Most international flights go to Quito and Guayaquil. More often than not, you should purchase flights to smaller Ecuadorian cities from some of the smaller airlines' web sites, since most often they do not make their flights available to global booking systems that you find on popular web sites.
There are many airports in Ecuador. However, not all Ecuador airports have regularly scheduled flights. In fact, some small airports have no regularly scheduled passenger services.
Some regional airports in Ecuador are only served by small "local" airlines which do not make their fares available to major travel web sites. For flights out of that sort of city, you would need to research which airlines serve the city and locate their web site or phone number by any means you have at your disposal.
Ecuador, officially the Republic of Ecuador (Spanish: Republica del Ecuador) is a representative democratic republic in South America, bounded by Colombia on the north, by Peru on the east and south, and by the Pacific Ocean on the west.
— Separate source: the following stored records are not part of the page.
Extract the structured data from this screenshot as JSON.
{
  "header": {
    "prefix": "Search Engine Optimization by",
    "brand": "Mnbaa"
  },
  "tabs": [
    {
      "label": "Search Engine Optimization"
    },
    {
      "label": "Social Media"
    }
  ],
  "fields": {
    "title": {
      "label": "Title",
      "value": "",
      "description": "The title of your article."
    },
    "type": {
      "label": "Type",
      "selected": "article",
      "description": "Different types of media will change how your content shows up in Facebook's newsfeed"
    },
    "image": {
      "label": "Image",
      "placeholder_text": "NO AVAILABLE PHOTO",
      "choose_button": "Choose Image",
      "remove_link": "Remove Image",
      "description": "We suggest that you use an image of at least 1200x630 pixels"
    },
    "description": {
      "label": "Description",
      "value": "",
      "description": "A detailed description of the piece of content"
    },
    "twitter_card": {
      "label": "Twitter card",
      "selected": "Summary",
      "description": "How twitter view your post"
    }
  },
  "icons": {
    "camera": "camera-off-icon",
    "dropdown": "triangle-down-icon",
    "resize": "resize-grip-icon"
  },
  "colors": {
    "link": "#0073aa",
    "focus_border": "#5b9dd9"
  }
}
The country also includes the Galapagos Islands (Archipielago de Colon) in the Pacific, about 965 kilometers (600 miles) west of the mainland. Ecuador is the Spanish word for equator. Ecuador straddles the equator. Its capital city is Quito.
Ecuador has four main geographic regions: La Costa, or the coast, comprises the low-lying littoral in the western part of the country, including the Pacific coastline. La Sierra ("the saw") is the high-altitude belt running north to south along the centre of the country, its mountainous terrain dominated by the Andes mountain range. El Oriente ("the east") comprises the Amazon rainforest areas in the eastern part of the country, accounting for just under half of the country's total surface area, though populated by under 5% of the population. Finally, the Region Insular is the region comprising the Galapagos Islands, some 1,000 kilometers (620 mi) west of the mainland in the Pacific Ocean.
Ecuador has substantial petroleum resources and rich agricultural areas. Because the country exports primary products such as oil, bananas, and shrimp, fluctuations in world market prices can have a substantial domestic impact. Industry is largely oriented to servicing the domestic market.
The largest ethnic group is comprised of Mestizos, the mixed descendants of Spanish colonists and indigenous Amerindians, who constitute just over 65% of the population. Amerindians are second in numbers and account for approximately a quarter of the current population, around 25%. Whites are mainly criollos, the relatively unmixed descendants of early Spanish colonists, and account for some 15%. The small Afro-Ecuadorian minority — including Mulattos and zambos, and largely based in Esmeraldas and Ibarra — and immigrants from around the world constitute the remainder. Many foreign nationals have set up residence in Ecuador. There are sizeable expatriate Ecuadorian communities in Spain, Italy and the U.S.
Approximately 96.8% of Ecuadorians are Roman Catholic. Much of the population is practicing and attends Mass regularly. In the rural parts of Ecuador, indigenous beliefs and Christianity are sometimes syncretized. ()